A new study finds that firearms are the least researched major cause of death in America.


Let our journalists help you make sense of the noise: Subscribe to the Mother Jones Daily newsletter and get a recap of news that matters.

The war on research into gun violence began two decades ago when, with the backing of the National Rifle Association, the Republican-controlled Congress effectively killed off federal funding for it. A 1996 appropriation bill banned the Centers for Disease Control and Prevention from using any funds to “advocate or promote gun control,” which was interpreted as meaning any type of research on firearms deaths was prohibited. Soon afterwards, other agencies, including the National Institutes of Health, were subject to the same requirements. Twenty years later, there remains a dearth of information on the public-health effects of gun violence, despite the more than 10,000 gun homicides that occur every year and their staggering costs.
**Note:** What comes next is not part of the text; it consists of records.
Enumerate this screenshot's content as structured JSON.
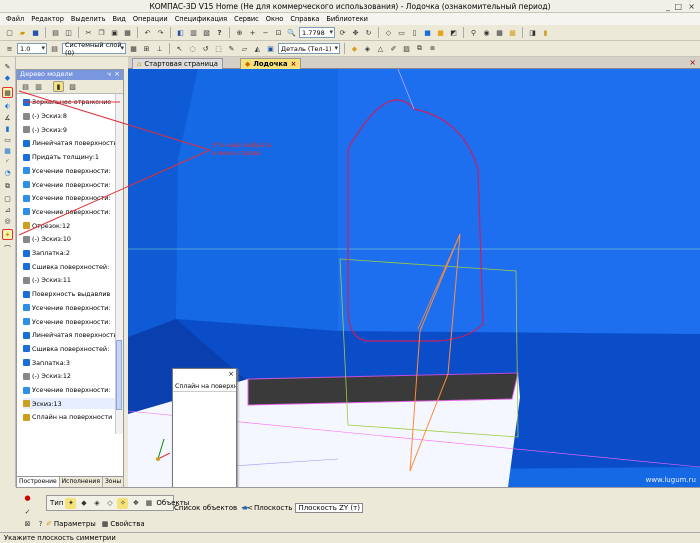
{
  "window": {
    "title": "КОМПАС-3D V15 Home (Не для коммерческого использования) - Лодочка (ознакомительный период)"
  },
  "menu": [
    "Файл",
    "Редактор",
    "Выделить",
    "Вид",
    "Операции",
    "Спецификация",
    "Сервис",
    "Окно",
    "Справка",
    "Библиотеки"
  ],
  "toolbar": {
    "line_width": "1.0",
    "layer": "Системный слой (0)",
    "zoom": "1.7798",
    "detail": "Деталь (Тел-1)"
  },
  "tabs": [
    {
      "label": "Стартовая страница"
    },
    {
      "label": "Лодочка"
    }
  ],
  "tree": {
    "header": "Дерево модели",
    "items": [
      "Зеркальное отражение",
      "(-) Эскиз:8",
      "(-) Эскиз:9",
      "Линейчатая поверхность",
      "Придать толщину:1",
      "Усечение поверхности:",
      "Усечение поверхности:",
      "Усечение поверхности:",
      "Усечение поверхности:",
      "Отрезок:12",
      "(-) Эскиз:10",
      "Заплатка:2",
      "Сшивка поверхностей:",
      "(-) Эскиз:11",
      "Поверхность выдавлив",
      "Усечение поверхности:",
      "Усечение поверхности:",
      "Линейчатая поверхность",
      "Сшивка поверхностей:",
      "Заплатка:3",
      "(-) Эскиз:12",
      "Усечение поверхности:",
      "Эскиз:13",
      "Сплайн на поверхности"
    ],
    "bottom_tabs": [
      "Построение",
      "Исполнения",
      "Зоны"
    ]
  },
  "annotation": {
    "text_line1": "Это надо выбрать",
    "text_line2": "в меню справа"
  },
  "popup": {
    "item": "Сплайн на поверхност"
  },
  "props": {
    "type_label": "Тип",
    "objects_label": "Объекты",
    "object_list_label": "Список объектов",
    "collapse": "<<",
    "plane_label": "Плоскость",
    "plane_value": "Плоскость ZY (т)",
    "params_tab": "Параметры",
    "props_tab": "Свойства"
  },
  "status": {
    "hint": "Укажите плоскость симметрии"
  },
  "watermark": "www.lugum.ru",
  "colors": {
    "viewport_blue": "#1565e0",
    "floor_blue": "#0a48c6",
    "annot_red": "#e0303a",
    "selection_green": "#9ccc41"
  }
}
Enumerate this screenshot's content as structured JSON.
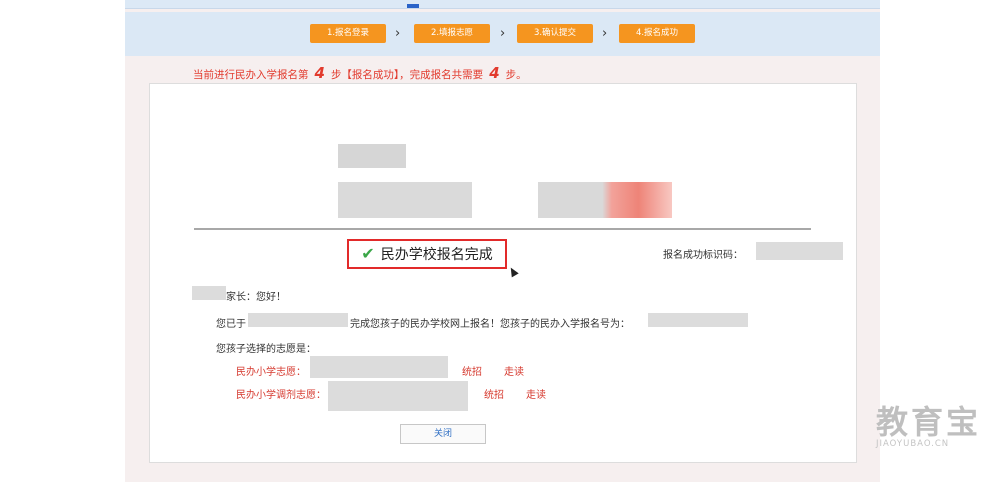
{
  "steps": [
    "1.报名登录",
    "2.填报志愿",
    "3.确认提交",
    "4.报名成功"
  ],
  "arrow": "›",
  "progress": {
    "prefix": "当前进行民办入学报名第",
    "current_step": "4",
    "middle": "步【报名成功】，完成报名共需要",
    "total_steps": "4",
    "suffix": "步。"
  },
  "result": {
    "success_text": "民办学校报名完成",
    "id_label": "报名成功标识码："
  },
  "letter": {
    "greeting": "家长：您好！",
    "line1_a": "您已于",
    "line1_b": "完成您孩子的民办学校网上报名！您孩子的民办入学报名号为：",
    "choices_label": "您孩子选择的志愿是：",
    "primary_label": "民办小学志愿：",
    "adjust_label": "民办小学调剂志愿：",
    "option_a": "统招",
    "option_b": "走读"
  },
  "close_button": "关闭",
  "watermark": {
    "main": "教育宝",
    "sub": "JIAOYUBAO.CN"
  },
  "colors": {
    "step_orange": "#f5951f",
    "alert_red": "#e23a2d",
    "success_green": "#3aa648",
    "highlight_border": "#e22a2a"
  }
}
Last week, David E. Stark, a physician and professor from the Icahn School of Medicine at Mount Sinai, and Nigam H. Shah, a researcher at Stanford University, published a research letter in the Journal of the American Medical Association (JAMA) that puts the issue in bleak terms: “In relation to mortality rates, gun violence research was the least-researched cause of death.” Stark and Shah found that just $22 million in federal funds went towards researching gun violence between 2004 and 2015. If it the research had been funded at the same rate as other leading causes of death, gun violence research would have received $1.4 billion, they calculate.

For example, gun violence kills about as many people as sepsis annually. Yet, federal funding for gun violence research was less than 1 percent of that for sepsis over the 11-year period studied. And less common causes of death, including fires, malnutrition, anemia, and viral hepatitis, got much more research funding. “Given that gun violence disproportionately affects the young and inflicts many more nonfatal injuries than deaths, it is likely that the true magnitude of research funding disparity, when considering years of potential life lost or lived with disability, is even greater,” the researchers write.

The chart below shows just how little funding goes to research on gun violence relative to America’s other top causes of death.

JAMA/Icahn School of Medicine at Mount Sinai



Headshot of Editor in Chief of Mother Jones, Clara Jeffery

It sure feels that way to me, and here at Mother Jones, we’ve been thinking a lot about what journalism needs to do differently, and how we can have the biggest impact.

We kept coming back to one word: corruption. Democracy and the rule of law being undermined by those with wealth and power for their own gain. So we're launching an ambitious Mother Jones Corruption Project to do deep, time-intensive reporting on systemic corruption, and asking the MoJo community to help crowdfund it.

We aim to hire, build a team, and give them the time and space needed to understand how we got here and how we might get out. We want to dig into the forces and decisions that have allowed massive conflicts of interest, influence peddling, and win-at-all-costs politics to flourish.

It's unlike anything we've done, and we have seed funding to get started, but we're looking to raise $500,000 from readers by July when we'll be making key budgeting decisions—and the more resources we have by then, the deeper we can dig. If our plan sounds good to you, please help kickstart it with a tax-deductible donation today.

Thanks for reading—whether or not you can pitch in today, or ever, I'm glad you're with us.

Signed by Clara Jeffery

Clara Jeffery, Editor-in-Chief

payment methods

We Recommend